#### [TASK REQUIREMENTS]
Return only those lines of the records below in which "ffffff" appears.

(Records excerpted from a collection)

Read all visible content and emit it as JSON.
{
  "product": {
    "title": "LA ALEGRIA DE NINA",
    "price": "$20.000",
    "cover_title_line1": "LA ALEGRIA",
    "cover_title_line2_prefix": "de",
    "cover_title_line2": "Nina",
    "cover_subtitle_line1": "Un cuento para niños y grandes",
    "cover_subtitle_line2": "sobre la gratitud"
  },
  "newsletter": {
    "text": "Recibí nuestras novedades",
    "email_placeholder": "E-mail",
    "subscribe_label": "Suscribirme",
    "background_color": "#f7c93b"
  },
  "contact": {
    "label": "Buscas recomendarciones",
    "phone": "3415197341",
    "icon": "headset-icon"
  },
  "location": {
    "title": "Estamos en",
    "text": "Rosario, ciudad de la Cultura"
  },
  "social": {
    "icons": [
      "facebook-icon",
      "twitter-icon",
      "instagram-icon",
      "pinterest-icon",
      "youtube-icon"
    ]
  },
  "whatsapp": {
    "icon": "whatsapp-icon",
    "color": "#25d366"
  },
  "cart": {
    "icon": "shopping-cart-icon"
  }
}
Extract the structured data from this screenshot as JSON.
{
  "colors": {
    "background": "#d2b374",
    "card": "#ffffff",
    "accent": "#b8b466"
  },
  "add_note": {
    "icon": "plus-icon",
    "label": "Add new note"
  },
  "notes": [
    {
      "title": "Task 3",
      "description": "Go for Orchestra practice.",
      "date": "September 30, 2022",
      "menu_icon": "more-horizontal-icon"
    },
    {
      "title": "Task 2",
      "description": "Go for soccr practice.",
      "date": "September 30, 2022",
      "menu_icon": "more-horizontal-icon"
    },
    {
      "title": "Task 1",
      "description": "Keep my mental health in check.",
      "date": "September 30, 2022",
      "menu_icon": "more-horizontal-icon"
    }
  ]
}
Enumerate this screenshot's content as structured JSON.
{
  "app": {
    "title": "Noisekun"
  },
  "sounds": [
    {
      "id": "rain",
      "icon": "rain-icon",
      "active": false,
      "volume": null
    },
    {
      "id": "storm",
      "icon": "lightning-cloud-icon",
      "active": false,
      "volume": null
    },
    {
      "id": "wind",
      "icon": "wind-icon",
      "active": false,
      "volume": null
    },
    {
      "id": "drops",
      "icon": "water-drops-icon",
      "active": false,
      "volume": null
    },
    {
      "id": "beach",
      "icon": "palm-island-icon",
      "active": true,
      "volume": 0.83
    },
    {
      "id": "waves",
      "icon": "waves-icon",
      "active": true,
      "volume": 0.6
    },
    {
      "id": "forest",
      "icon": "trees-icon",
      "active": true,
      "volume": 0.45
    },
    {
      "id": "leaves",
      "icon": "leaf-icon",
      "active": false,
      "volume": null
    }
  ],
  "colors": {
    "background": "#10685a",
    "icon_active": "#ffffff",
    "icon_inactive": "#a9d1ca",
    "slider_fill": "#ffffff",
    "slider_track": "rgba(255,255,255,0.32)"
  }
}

#### [RESPONSE]
    "card": "#ffffff",
    "icon_active": "#ffffff",
    "slider_fill": "#ffffff",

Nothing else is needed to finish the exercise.